REQUIRED WORK
Using the listing below, work out the number of lines in which "kind" appears; return only that figure.

SUPPLIED RECORDS Block Start

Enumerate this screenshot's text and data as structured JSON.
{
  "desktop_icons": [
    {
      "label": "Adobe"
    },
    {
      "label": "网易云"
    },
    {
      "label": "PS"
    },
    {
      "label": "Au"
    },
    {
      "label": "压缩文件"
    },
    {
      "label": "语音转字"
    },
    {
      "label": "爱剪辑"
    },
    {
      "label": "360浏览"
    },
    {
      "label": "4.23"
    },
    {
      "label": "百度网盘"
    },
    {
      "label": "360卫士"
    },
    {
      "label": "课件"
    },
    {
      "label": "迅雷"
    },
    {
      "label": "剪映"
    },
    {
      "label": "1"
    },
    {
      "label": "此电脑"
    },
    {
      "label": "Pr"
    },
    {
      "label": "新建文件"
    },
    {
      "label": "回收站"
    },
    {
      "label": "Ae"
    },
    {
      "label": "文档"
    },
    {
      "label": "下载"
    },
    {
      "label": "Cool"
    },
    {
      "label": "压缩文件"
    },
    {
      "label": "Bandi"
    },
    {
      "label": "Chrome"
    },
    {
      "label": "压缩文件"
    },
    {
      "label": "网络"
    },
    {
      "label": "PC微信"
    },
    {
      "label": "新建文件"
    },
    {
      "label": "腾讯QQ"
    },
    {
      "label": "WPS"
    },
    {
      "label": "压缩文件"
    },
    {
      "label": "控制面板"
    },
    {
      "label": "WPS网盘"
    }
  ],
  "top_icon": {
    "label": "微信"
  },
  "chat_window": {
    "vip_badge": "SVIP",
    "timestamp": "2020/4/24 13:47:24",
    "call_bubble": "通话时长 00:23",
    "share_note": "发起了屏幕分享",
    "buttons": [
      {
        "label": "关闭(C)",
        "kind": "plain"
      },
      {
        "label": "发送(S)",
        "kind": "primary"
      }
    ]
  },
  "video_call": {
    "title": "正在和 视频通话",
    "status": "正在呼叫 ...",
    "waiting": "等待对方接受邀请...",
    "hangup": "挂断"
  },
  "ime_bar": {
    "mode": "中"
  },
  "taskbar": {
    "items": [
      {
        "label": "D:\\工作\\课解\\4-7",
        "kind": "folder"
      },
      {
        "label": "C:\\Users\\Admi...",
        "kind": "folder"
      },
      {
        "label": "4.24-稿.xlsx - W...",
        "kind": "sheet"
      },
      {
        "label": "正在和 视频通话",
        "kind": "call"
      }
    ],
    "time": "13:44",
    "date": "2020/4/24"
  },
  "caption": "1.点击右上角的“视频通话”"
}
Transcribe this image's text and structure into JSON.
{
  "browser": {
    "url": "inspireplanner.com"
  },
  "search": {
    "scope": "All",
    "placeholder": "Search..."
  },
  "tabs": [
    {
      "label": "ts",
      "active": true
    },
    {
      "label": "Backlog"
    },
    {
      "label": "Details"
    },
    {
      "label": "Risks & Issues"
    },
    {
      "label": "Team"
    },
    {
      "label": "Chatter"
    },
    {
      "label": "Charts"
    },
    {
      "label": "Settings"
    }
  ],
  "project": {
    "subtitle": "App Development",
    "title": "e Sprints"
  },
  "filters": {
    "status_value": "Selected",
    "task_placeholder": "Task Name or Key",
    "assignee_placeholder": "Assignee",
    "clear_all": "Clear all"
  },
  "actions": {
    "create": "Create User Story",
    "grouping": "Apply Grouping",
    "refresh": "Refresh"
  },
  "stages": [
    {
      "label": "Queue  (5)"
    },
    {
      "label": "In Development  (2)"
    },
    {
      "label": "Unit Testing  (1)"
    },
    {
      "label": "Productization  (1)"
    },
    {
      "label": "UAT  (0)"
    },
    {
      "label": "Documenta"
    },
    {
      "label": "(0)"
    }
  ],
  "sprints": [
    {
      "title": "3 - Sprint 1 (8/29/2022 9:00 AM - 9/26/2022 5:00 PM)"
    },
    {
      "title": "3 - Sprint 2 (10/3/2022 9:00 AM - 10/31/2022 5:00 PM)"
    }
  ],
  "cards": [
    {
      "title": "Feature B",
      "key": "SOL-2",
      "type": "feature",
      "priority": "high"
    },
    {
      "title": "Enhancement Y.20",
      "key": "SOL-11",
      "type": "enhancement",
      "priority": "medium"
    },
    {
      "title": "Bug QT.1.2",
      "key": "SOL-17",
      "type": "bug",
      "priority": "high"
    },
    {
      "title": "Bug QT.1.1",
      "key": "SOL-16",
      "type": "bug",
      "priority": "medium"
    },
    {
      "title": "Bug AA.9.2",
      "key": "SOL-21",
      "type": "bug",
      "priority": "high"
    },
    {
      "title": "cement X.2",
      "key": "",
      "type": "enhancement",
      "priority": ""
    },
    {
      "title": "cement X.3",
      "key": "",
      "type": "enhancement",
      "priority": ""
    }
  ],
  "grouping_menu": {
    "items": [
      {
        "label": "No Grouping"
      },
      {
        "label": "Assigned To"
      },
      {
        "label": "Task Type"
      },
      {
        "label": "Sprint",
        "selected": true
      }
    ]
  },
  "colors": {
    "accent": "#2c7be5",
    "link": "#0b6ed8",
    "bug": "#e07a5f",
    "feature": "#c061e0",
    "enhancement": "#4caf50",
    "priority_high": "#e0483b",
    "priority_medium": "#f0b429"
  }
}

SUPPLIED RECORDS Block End

OUTPUT BELOW
6